Thursday, August 21, 2014

Open House

Open House is a 2000 novel by Elizabeth Berg. It was an Oprah book club choice. It was adapted for TV in 2003. The story is a sad one of a woman working her way through a difficult abandonment, but there's a happy ending filled with hope.

description from
Samantha's husband has left her, and after a spree of overcharging at Tiffany's, she settles down to reconstruct a life for herself and her eleven-year-old son. Her eccentric mother tries to help by fixing her up with dates, but a more pressing problem is money. To meet her mortgage payments, Sam decides to take in boarders. The first is an older woman who offers sage advice and sorely needed comfort; the second, a maladjusted student, is not quite so helpful. A new friend, King, an untraditional man, suggests that Samantha get out, get going, get work. But her real work is this: In order to emerge from grief and the past, she has to learn how to make her own happiness. In order to really see people, she has to look within her heart. And in order to know who she is, she has to remember--and reclaim--the person she used to be, long before she became someone else in an effort to save her marriage. Open House is a love story about what can blossom between a man and a woman, and within a woman herself.
selected quotes:
Divorce is a series of internal earthquakes, that's what it is, one after the other.
I was thinking that gratitude is too much absent in our lives now, and we need it back, even if it only takes the form of acknowledging the blue of a bowl against the red of cranberries.
You live your life, and you get to ask for things, and sometimes they are given to you.
I get out of bed and onto my knees, bow my head. Somewhere, a couple lie in bed together holding hands, and they will stay together until one of them dies. They will not hate each other over the breakfast table, they will give thanks for each other's presence. Somewhere that is true. This is my prayer.
There's an Elvis reference on page 64:
The man leans the bed frame gently against the wall, then extends his hand. "My name is King."
I laugh. "It is?"
"Honest to God. My parents were ... different."
"Well," I say. "I'm sorry for laughing. It's just, you know ... Graceland."
and a coffee reference I got a kick out of on page 71:
Now I sit with a fourth cup of coffee, feeling my heart beat too fast and not caring. Maybe this is a good way to kill yourself: an exuberant overdose of caffeine..."
Memphis Reads describes it as "a winsome and witty first-person narrative about a woman rediscovering herself, and finding, in turn, that there is indeed life and love after divorce." Kirkus Reviews closes by saying, "Skillfully crafted, with a fluidity and snap that will delight Berg's fans but, when all is said and done, a distressingly familiar story." Publishers Weekly opens their review with this: "A middle-aged woman asks herself if there's life after divorce, then answers with a resounding yes in another of Berg's gentle tales of female self-discovery."

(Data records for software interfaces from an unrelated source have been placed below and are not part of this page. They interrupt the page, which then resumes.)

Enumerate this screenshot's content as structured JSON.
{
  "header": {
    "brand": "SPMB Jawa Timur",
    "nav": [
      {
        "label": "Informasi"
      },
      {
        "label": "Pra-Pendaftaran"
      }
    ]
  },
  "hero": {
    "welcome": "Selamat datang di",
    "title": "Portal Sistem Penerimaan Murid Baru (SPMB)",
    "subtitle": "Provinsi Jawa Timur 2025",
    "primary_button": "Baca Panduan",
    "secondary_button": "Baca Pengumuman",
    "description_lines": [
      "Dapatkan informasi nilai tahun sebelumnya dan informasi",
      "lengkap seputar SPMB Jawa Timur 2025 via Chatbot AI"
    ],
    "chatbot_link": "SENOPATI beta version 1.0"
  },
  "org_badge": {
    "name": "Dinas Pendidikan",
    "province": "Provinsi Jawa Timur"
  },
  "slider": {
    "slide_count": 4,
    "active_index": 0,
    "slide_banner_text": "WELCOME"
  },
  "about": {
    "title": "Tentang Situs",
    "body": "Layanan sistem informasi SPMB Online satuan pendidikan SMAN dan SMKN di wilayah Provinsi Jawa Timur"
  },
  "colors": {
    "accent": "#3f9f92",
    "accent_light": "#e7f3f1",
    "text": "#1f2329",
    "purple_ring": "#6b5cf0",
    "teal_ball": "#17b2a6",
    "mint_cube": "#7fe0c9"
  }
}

  1. HMMM! Not sure this is the book I would want to read. I'm not into books with angst. I hope it was enjoyable for you, though.

    1. There's a serving of humor to balance the angst ;)

  2. I love these type of tales, with people stuck in a rut and discovering a way out. So inspirational. "a series of internal earthquakes" - I can relate to that.

    1. It's inspiring to me to see a woman actively work her way through a difficult situation -realize that what she's doing isn't working, and _change_ what she's doing.